Watch online tutorials
For professional-looking images, you may not be able to learn some photography concepts entirely on your own. Online tutorials are an inexpensive or free alternative to formal photography education. From learning how to use your camera's settings effectively to gaining editing skills, tutorials cover a broad range of photography concepts for hobbyists.
Define your personal style
Different styles and types of photography require a variety of skillsets. It's perfectly normal to not know your personal style when you first start, but you should consider what you're most drawn to. The type of photography you pursue will determine the equipment you need and the skills you should hone. If you primarily take photos of family members or friends, portrait photography involves specific equipment, like additional lighting sources or tripods. Some types of photography, like wildlife photography, require specific lenses that accommodate taking photos from a distance.

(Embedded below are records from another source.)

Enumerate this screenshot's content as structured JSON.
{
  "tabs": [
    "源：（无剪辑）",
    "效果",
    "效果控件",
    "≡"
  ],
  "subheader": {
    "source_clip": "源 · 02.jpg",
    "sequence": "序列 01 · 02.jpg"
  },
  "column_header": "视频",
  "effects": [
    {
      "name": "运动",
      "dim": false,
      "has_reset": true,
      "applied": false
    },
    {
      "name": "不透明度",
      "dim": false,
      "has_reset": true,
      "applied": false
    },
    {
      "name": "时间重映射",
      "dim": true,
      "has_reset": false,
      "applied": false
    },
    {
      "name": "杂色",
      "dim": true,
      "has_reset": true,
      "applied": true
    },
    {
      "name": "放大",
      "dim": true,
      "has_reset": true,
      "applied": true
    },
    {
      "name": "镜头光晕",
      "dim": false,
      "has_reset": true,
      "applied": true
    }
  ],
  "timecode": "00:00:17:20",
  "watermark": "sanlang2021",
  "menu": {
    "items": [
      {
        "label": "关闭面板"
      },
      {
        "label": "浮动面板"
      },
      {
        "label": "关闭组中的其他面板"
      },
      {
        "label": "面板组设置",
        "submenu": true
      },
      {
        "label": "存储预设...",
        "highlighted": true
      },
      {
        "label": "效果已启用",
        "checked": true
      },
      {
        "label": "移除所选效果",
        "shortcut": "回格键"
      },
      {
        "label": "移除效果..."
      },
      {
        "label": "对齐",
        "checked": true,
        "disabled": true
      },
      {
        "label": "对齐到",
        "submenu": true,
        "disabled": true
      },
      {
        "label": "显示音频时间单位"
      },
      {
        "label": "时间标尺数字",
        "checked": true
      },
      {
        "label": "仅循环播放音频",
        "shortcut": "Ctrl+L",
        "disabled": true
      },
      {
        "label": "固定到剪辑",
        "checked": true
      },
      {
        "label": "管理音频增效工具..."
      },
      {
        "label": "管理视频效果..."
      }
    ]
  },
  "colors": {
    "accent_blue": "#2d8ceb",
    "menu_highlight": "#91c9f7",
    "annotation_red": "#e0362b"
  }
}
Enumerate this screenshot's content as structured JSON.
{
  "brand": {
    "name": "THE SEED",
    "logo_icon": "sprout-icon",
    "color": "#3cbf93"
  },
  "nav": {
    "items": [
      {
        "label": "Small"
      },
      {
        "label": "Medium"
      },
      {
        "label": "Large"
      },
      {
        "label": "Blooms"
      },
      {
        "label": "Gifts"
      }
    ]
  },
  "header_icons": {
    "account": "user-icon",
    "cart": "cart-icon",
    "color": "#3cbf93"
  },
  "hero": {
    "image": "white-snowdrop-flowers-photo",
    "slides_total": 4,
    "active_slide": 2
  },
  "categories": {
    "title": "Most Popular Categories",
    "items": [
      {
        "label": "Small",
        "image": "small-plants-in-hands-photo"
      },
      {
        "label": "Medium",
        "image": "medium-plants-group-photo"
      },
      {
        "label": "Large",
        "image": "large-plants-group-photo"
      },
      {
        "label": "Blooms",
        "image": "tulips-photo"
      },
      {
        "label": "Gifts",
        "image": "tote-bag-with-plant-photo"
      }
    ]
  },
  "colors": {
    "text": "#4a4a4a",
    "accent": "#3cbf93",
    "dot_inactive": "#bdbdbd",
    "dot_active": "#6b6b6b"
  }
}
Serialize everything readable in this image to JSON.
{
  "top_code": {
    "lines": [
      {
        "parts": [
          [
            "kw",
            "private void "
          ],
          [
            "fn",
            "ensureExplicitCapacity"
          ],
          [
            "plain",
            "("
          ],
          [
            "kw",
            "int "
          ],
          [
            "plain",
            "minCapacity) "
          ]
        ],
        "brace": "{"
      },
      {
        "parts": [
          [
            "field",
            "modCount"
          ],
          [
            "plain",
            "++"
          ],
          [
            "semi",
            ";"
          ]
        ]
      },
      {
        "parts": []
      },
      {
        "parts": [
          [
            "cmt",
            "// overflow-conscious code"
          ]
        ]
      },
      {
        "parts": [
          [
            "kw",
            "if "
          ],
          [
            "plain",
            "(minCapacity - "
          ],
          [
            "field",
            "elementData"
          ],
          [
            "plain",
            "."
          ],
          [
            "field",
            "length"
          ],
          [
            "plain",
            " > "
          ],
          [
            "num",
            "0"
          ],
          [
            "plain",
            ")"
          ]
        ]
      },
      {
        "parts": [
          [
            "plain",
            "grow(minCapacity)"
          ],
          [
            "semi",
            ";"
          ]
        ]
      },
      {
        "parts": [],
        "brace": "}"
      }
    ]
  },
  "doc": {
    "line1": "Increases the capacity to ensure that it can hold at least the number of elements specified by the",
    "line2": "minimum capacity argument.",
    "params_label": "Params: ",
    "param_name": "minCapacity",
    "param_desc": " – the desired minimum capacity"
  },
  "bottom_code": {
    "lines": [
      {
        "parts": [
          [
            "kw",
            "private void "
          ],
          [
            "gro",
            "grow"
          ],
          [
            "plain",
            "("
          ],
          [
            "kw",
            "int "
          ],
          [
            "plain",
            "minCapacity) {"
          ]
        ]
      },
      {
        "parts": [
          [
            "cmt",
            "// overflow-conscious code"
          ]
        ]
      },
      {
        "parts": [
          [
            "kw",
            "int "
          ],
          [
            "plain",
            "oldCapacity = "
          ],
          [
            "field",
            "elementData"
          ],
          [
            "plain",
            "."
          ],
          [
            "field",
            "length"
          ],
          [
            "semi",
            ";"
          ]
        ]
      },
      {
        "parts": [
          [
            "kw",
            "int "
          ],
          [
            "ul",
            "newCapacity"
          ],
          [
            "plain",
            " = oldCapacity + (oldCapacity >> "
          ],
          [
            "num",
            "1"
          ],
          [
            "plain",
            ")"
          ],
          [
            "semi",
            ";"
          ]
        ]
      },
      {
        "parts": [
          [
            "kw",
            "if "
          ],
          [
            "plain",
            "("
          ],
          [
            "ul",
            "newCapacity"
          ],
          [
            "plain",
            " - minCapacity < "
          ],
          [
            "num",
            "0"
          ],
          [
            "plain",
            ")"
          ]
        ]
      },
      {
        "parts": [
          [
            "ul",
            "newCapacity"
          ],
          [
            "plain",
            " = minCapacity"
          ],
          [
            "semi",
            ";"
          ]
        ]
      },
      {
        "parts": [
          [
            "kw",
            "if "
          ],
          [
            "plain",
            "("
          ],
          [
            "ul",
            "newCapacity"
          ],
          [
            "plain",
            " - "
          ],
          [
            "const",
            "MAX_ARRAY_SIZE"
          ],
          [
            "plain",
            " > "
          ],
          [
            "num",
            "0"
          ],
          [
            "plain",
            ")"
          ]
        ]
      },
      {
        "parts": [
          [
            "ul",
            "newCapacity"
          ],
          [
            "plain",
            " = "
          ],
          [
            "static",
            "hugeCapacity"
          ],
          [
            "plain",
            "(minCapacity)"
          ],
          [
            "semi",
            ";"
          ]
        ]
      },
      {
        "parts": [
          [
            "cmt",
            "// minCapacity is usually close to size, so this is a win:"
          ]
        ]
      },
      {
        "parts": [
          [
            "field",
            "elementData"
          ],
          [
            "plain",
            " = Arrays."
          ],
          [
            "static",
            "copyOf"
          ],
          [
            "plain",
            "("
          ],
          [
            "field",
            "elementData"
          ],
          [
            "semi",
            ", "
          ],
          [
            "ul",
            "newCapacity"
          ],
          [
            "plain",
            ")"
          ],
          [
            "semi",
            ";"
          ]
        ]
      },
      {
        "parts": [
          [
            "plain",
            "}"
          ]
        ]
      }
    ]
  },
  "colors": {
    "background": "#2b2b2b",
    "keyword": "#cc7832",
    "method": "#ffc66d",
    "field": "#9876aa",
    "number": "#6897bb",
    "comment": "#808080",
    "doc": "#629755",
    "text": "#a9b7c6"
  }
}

Practice makes perfect
Whether you go to school or study on your own, the most important step to learning photography is taking photographs. Practicing regularly improves the quality of your photographs more than anything else. As you continue to take photographs, evaluate each one you take and consider what aspects of the image you like. Incorporate what you learn into the next photograph you take.
Hone your editing skills
The process of taking an engaging and professional photograph doesn't end after clicking the shutter-release button. Learning basic editing skills using free or affordable editing tools will take your photographs to the next level. When you export your images from your camera, take note of JPEG and RAW options. RAW files allow you to edit the highest quality images, but JPEG files take up less storage and don't require conversion before sharing them. Using online cloud storage for your files can give you the space you need to edit the best possible images.
Learning the basics of photography doesn't require formal education—anyone with a camera can start practicing and refining their photography skills. Once you understand the basics of your equipment and follow simple best practices, you'll be able to pick up your camera and start shooting stunning photographs.
Share your photos
The best way to celebrate your new photography skills is to share your photos with others. Microsoft Create offers thousands of professionally designed templates and you can easily swap your photographs in to showcase them even more beautifully.
If you’ve decided to turn your passion for photography into a business, we've got help for that too, with templates built with your business in mind. From business planning to marketing assets and social media posts, you can find inspired designs that are customizable in just a few moments.